Heavy wind gusts might have caused South Mountain brush fire
By Peggy Kelly
Santa Paula News
Published: January 04, 2013
A brush fire driven by gusts of up to 40 mph Santa Ana winds burned along the north face of South Mountain early Wednesday, a blaze that could have been worse if not for recent rains.
The fire was declared 100 percent contained January 2 at about 10 a.m., more than six hours after it was first reported around 3:25 a.m. The fire was reported to be burning about halfway up the mountain in the 17900 block of South Mountain Road, in the area where the southbound road takes a turn to the east and follows along the route of the Santa Clara River.
Although fully contained, firefighters will remain on scene throughout the day to investigate the cause of the fire, which burned three acres on the west side of Spur Ridge. Although the cause of the fire is as yet undetermined, reportedly first unit responders found power lines down that initially blocked access to the fire.
Incoming units were diverted from the downed power and low hanging power lines by firefighters who used glow sticks to mark the dangerous areas. Twenty-seven units in all, including a Ventura County Sheriffs Office helicopter, responded to the fire, which was declared approximately 70 percent contained at 7:30 a.m.
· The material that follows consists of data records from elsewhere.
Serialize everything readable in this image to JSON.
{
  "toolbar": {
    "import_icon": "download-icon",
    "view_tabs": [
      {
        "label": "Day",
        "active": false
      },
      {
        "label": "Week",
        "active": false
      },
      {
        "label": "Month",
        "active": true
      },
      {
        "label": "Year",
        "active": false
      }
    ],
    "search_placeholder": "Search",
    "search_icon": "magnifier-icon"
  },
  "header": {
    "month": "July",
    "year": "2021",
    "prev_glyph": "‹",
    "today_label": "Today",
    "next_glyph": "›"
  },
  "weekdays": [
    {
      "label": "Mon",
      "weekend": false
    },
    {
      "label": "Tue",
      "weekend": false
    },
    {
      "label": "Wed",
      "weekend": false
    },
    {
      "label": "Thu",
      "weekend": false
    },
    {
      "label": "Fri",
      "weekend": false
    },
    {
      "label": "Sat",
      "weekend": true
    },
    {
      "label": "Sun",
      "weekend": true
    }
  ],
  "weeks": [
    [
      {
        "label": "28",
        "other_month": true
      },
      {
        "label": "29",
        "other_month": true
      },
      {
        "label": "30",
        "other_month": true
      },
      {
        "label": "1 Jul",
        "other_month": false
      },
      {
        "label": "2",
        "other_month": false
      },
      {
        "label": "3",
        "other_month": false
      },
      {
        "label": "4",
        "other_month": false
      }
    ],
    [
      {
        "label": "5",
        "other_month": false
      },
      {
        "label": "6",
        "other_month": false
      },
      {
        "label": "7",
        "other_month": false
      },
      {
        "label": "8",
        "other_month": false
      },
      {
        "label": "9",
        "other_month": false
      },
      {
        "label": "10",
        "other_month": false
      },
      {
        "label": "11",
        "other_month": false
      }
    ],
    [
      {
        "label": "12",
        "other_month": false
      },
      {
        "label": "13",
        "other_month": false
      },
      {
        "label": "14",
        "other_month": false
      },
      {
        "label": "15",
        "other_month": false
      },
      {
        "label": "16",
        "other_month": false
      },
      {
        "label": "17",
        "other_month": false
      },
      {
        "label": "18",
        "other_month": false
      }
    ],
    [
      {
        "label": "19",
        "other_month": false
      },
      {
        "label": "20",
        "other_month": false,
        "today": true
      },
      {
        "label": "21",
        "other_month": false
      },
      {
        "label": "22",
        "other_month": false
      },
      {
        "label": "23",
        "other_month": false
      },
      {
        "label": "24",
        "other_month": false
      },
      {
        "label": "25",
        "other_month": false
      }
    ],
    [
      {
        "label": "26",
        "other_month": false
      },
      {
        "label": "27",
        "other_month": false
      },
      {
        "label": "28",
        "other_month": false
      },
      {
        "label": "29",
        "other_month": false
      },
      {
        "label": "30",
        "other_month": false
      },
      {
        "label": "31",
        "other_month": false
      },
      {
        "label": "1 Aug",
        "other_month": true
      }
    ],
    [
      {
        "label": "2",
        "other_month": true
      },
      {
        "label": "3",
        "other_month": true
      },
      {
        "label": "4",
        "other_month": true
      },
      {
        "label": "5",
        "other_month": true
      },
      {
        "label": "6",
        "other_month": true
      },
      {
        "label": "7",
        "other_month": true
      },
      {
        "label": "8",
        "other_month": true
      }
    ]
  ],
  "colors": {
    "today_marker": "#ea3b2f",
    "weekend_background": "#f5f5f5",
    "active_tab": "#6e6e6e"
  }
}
No structures were threatened by the blaze, which officials believe could have been worse. Recent rains helped to slow the spread of the fire by producing newer greenery that did not burn as quickly as dry brush, even as the winds continued to gust throughout the early morning hours.